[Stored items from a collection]
++++++
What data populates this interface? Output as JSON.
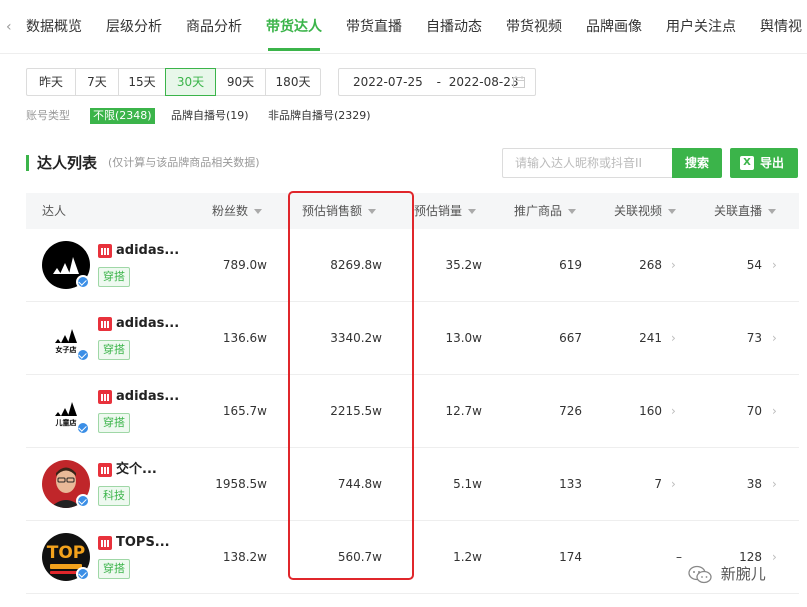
{
  "nav": {
    "tabs": [
      "数据概览",
      "层级分析",
      "商品分析",
      "带货达人",
      "带货直播",
      "自播动态",
      "带货视频",
      "品牌画像",
      "用户关注点",
      "舆情视"
    ],
    "active_index": 3
  },
  "date_filter": {
    "presets": [
      "昨天",
      "7天",
      "15天",
      "30天",
      "90天",
      "180天"
    ],
    "active": "30天",
    "range_start": "2022-07-25",
    "range_sep": "-",
    "range_end": "2022-08-23"
  },
  "account_type": {
    "label": "账号类型",
    "options": [
      "不限(2348)",
      "品牌自播号(19)",
      "非品牌自播号(2329)"
    ],
    "active": "不限(2348)"
  },
  "section": {
    "title": "达人列表",
    "subtitle": "(仅计算与该品牌商品相关数据)",
    "search_placeholder": "请输入达人昵称或抖音II",
    "search_label": "搜索",
    "export_label": "导出"
  },
  "table": {
    "columns": [
      "达人",
      "粉丝数",
      "预估销售额",
      "预估销量",
      "推广商品",
      "关联视频",
      "关联直播"
    ],
    "rows": [
      {
        "name": "adidas...",
        "tag": "穿搭",
        "fans": "789.0w",
        "sales_amount": "8269.8w",
        "sales_volume": "35.2w",
        "products": "619",
        "videos": "268",
        "lives": "54",
        "avatar": "adidas-black-icon"
      },
      {
        "name": "adidas...",
        "tag": "穿搭",
        "fans": "136.6w",
        "sales_amount": "3340.2w",
        "sales_volume": "13.0w",
        "products": "667",
        "videos": "241",
        "lives": "73",
        "avatar": "adidas-women-store-icon",
        "avatar_text": "女子店"
      },
      {
        "name": "adidas...",
        "tag": "穿搭",
        "fans": "165.7w",
        "sales_amount": "2215.5w",
        "sales_volume": "12.7w",
        "products": "726",
        "videos": "160",
        "lives": "70",
        "avatar": "adidas-kids-store-icon",
        "avatar_text": "儿童店"
      },
      {
        "name": "交个...",
        "tag": "科技",
        "fans": "1958.5w",
        "sales_amount": "744.8w",
        "sales_volume": "5.1w",
        "products": "133",
        "videos": "7",
        "lives": "38",
        "avatar": "person-avatar-icon"
      },
      {
        "name": "TOPS...",
        "tag": "穿搭",
        "fans": "138.2w",
        "sales_amount": "560.7w",
        "sales_volume": "1.2w",
        "products": "174",
        "videos": "–",
        "lives": "128",
        "avatar": "topsports-logo-icon",
        "avatar_text": "TOP"
      }
    ]
  },
  "watermark": {
    "text": "新腕儿",
    "icon": "wechat-icon"
  },
  "colors": {
    "accent": "#3bb44a",
    "highlight": "#e0262b",
    "verify": "#3a8ee6",
    "platform": "#e8323c"
  }
}
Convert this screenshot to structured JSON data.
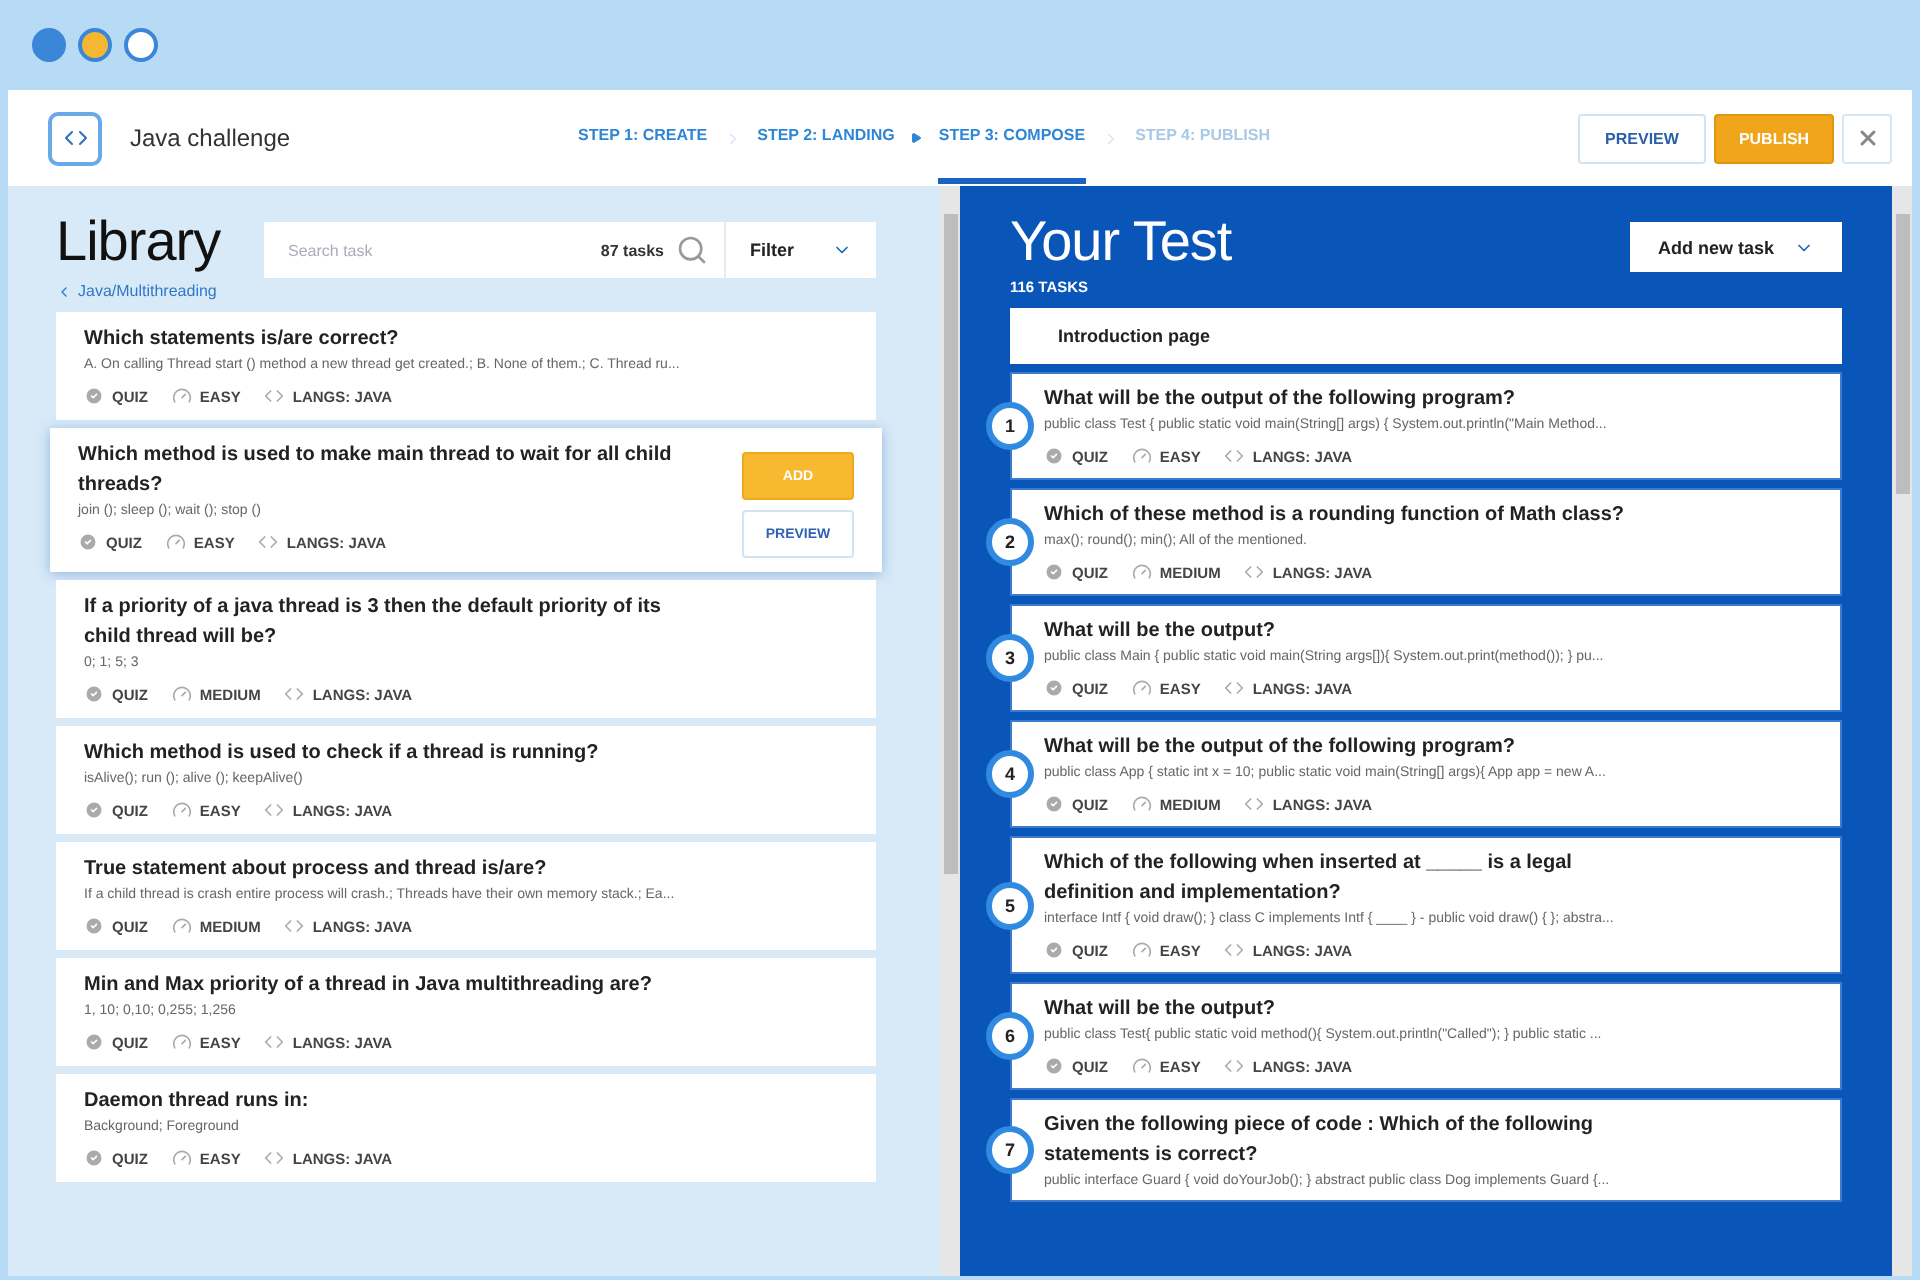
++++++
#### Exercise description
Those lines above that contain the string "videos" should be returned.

#### Output
        "videos": "268",
        "videos": "241",
        "videos": "160",
        "videos": "7",
        "videos": "–",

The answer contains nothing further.